Start of Given records
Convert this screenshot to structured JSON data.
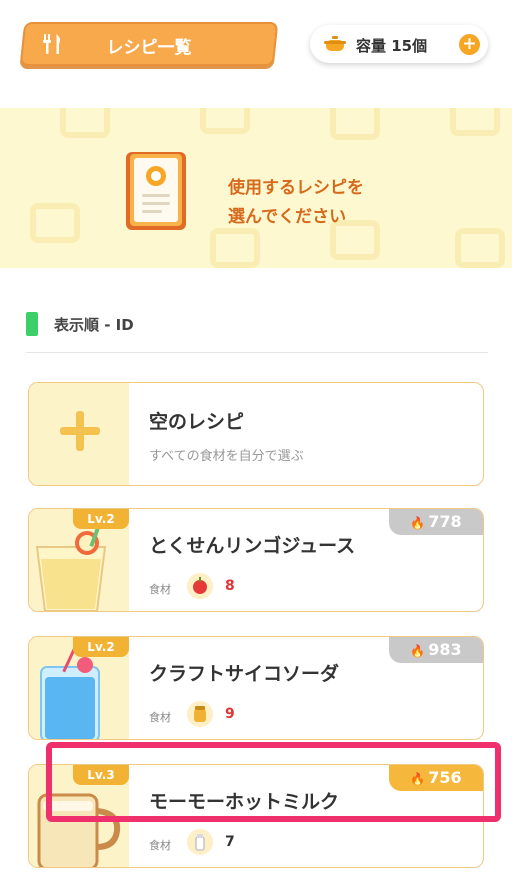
{
  "header": {
    "title": "レシピ一覧",
    "capacity_label": "容量",
    "capacity_value": "15個"
  },
  "banner": {
    "line1": "使用するレシピを",
    "line2": "選んでください"
  },
  "sort": {
    "label": "表示順 - ID"
  },
  "empty_recipe": {
    "title": "空のレシピ",
    "subtitle": "すべての食材を自分で選ぶ"
  },
  "recipes": [
    {
      "level": "Lv.2",
      "name": "とくせんリンゴジュース",
      "energy": "778",
      "ingredient_label": "食材",
      "ingredient_icon": "apple-icon",
      "ingredient_count": "8",
      "highlighted": false
    },
    {
      "level": "Lv.2",
      "name": "クラフトサイコソーダ",
      "energy": "983",
      "ingredient_label": "食材",
      "ingredient_icon": "honey-icon",
      "ingredient_count": "9",
      "highlighted": false
    },
    {
      "level": "Lv.3",
      "name": "モーモーホットミルク",
      "energy": "756",
      "ingredient_label": "食材",
      "ingredient_icon": "milk-bottle-icon",
      "ingredient_count": "7",
      "highlighted": true
    }
  ],
  "colors": {
    "accent_orange": "#f7a94b",
    "energy_gray": "#c9c9c9",
    "energy_active": "#f6b83c",
    "highlight": "#f0306c",
    "sort_green": "#3ccf6a"
  }
}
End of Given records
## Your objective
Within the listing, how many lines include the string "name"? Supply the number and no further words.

## Response to this task
3